• Extracted data entries:
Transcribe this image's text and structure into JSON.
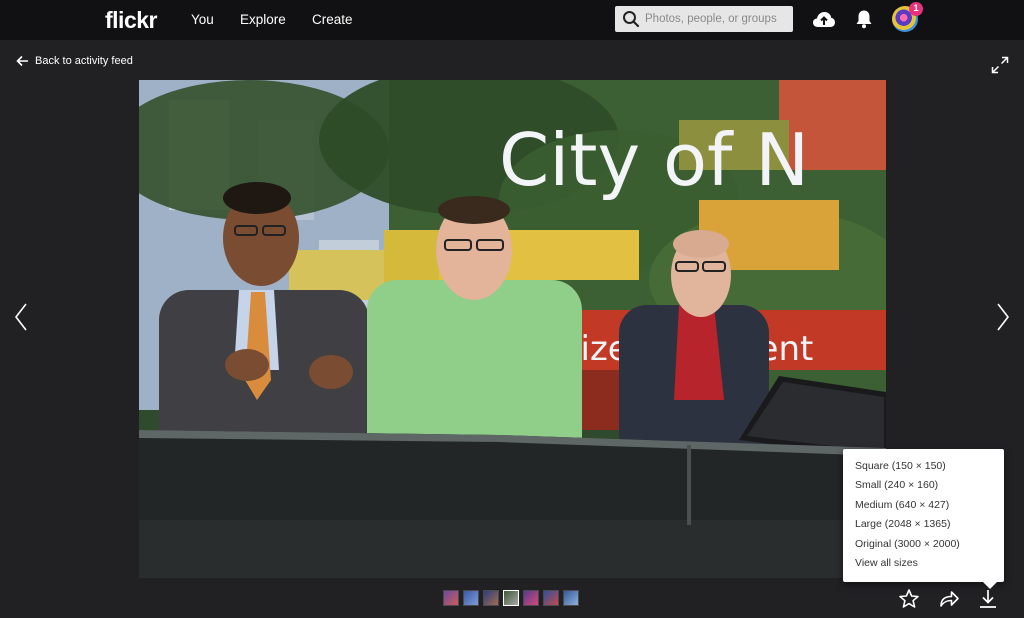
{
  "nav": {
    "logo": "flickr",
    "links": [
      "You",
      "Explore",
      "Create"
    ],
    "search_placeholder": "Photos, people, or groups",
    "notification_count": "1"
  },
  "subheader": {
    "back_label": "Back to activity feed"
  },
  "photo": {
    "sign_text": "City of N",
    "sign_subtext": "Citizen   agement"
  },
  "download_menu": {
    "items": [
      "Square (150 × 150)",
      "Small (240 × 160)",
      "Medium (640 × 427)",
      "Large (2048 × 1365)",
      "Original (3000 × 2000)",
      "View all sizes"
    ]
  },
  "filmstrip": {
    "count": 7
  },
  "colors": {
    "background": "#212124",
    "topbar": "#111113",
    "badge": "#e8327c"
  }
}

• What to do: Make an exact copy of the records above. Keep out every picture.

• Result of the exercise:
Transcribe this image's text and structure into JSON.
{
  "nav": {
    "logo": "flickr",
    "links": [
      "You",
      "Explore",
      "Create"
    ],
    "search_placeholder": "Photos, people, or groups",
    "notification_count": "1"
  },
  "subheader": {
    "back_label": "Back to activity feed"
  },
  "photo": {
    "sign_text": "City of N",
    "sign_subtext": "Citizen   agement"
  },
  "download_menu": {
    "items": [
      "Square (150 × 150)",
      "Small (240 × 160)",
      "Medium (640 × 427)",
      "Large (2048 × 1365)",
      "Original (3000 × 2000)",
      "View all sizes"
    ]
  },
  "filmstrip": {
    "count": 7
  },
  "colors": {
    "background": "#212124",
    "topbar": "#111113",
    "badge": "#e8327c"
  }
}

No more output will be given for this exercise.